The Celebrated Story of the Arkansas Traveller, With Music for Violin or Piano

Home Main Menu Singing & Playing Order & Order Info Support Search Voucher Codes



Share page  Visit Us On FB



Previous Contents Next
THE NEUTRAL ENGLISH GENTLEMAN. 13
things and particularly behind her in military and na­val affairs, we cannot really see— This neutral English gentleman, one of the modern time.
He deals in Christianity—Episcopalian brand— And sends his missionaries forth to bully heathen-land; Just mention "slavery" to him, and, with a joyous sigh, He'll say it's 'orrid, scandalous, although he is ready to fight for the cotton raised by slaves, and forgets how he bothered the Chinese to make them take opium; and blew the Sepoys from the guns because the poor devils refused to be enslaved by the East India Com­pany, or phi-lan-thro-py— This neutral English gentleman, one of the modern time.
He yields to Brother Jonathan a love that passeth show: " We're Hanglo-Saxons, both of us, and can't be foes, you
know"— But, as a Christian gentleman, he cannot, cannot hide His horror of the spectacle of four millions of black beiaga being held in bondage by a nation professing the largest liberty in the world; though, in case of an anti-slavery crusade, the interest of his Manchester factors would imperatively forbid him to take part on either side— This neutral English gentleman, one of the modern time.
Now seeing the said Jonathan by base rebellion stirred, And battling with pro-slavery, it might be thence inferred That British hearts would be with us in this most holy strife; But instead of that, John Bull's sympathy is labelled " Neu­trality," and consigned to any rebel port not too closely blockaded to permit English vessels loaded with muni­tions to slip in. And when you ask Mr. Bull what he meant by his inconsistent conduct, he becomes notori­ously indignant, rolls up his eyes, and says, "I can't endure to see brothers murdering each other, and keep­ing me out of my cotton—I can't, upon my life"— This neutral British gentleman, one of the modern time.
Supposing Mr. Bull should die, the question might arise, " Will he be wanted down below, or wafted to the skies ?" 2
Previous Contents Next

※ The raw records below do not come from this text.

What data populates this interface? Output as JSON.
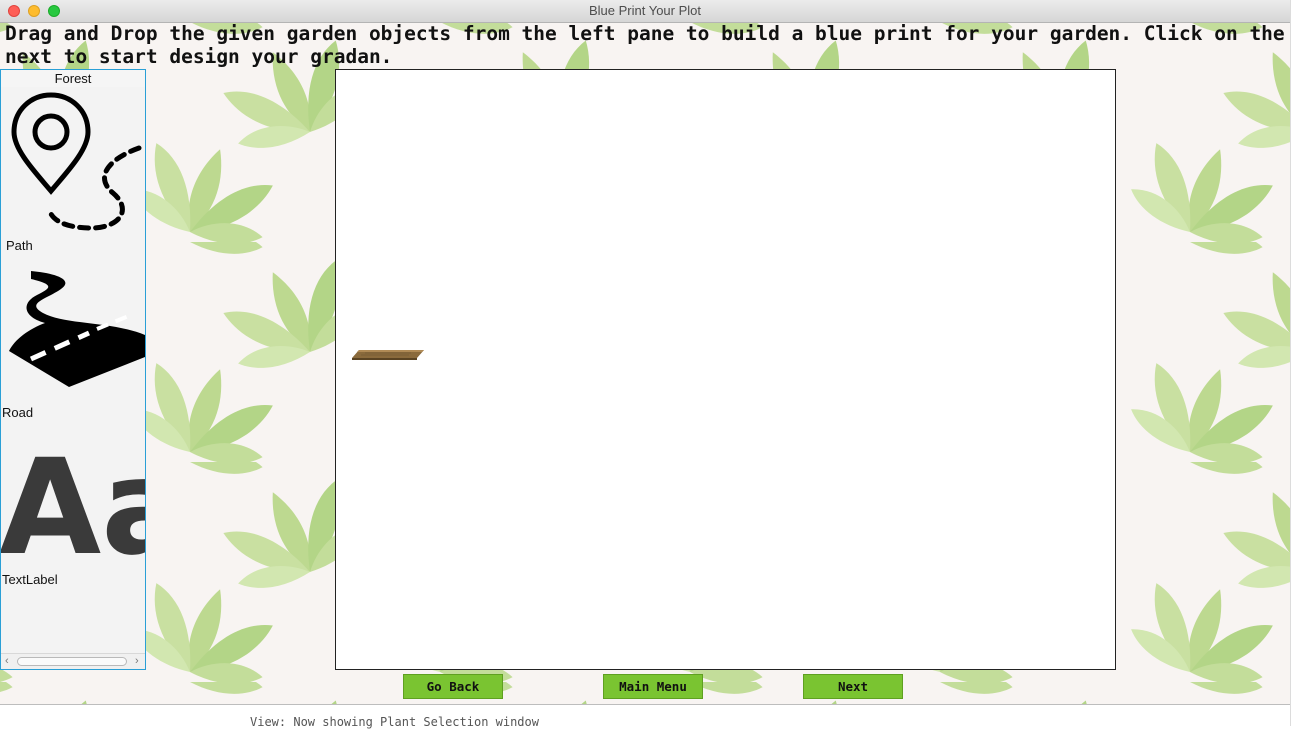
{
  "window": {
    "title": "Blue Print Your Plot"
  },
  "instructions": "Drag and Drop the given garden objects from the left pane to build a blue print for your garden. Click on the next to start design your gradan.",
  "palette": {
    "header": "Forest",
    "items": [
      {
        "label": "Path",
        "icon": "map-pin-dotted-path-icon"
      },
      {
        "label": "Road",
        "icon": "curved-road-icon"
      },
      {
        "label": "TextLabel",
        "icon": "text-aa-icon"
      }
    ],
    "icon_glyph": "Aa"
  },
  "canvas": {
    "placed_items": [
      "wooden-plank"
    ]
  },
  "buttons": {
    "back": "Go Back",
    "menu": "Main Menu",
    "next": "Next"
  },
  "console_line": "View: Now showing Plant Selection window",
  "colors": {
    "button_green": "#7ac431",
    "palette_border": "#2a9fd6",
    "leaf_green": "#a6cf6e"
  }
}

E-Book - An Annotated Compendium of Old Time American Songs by James Alverson III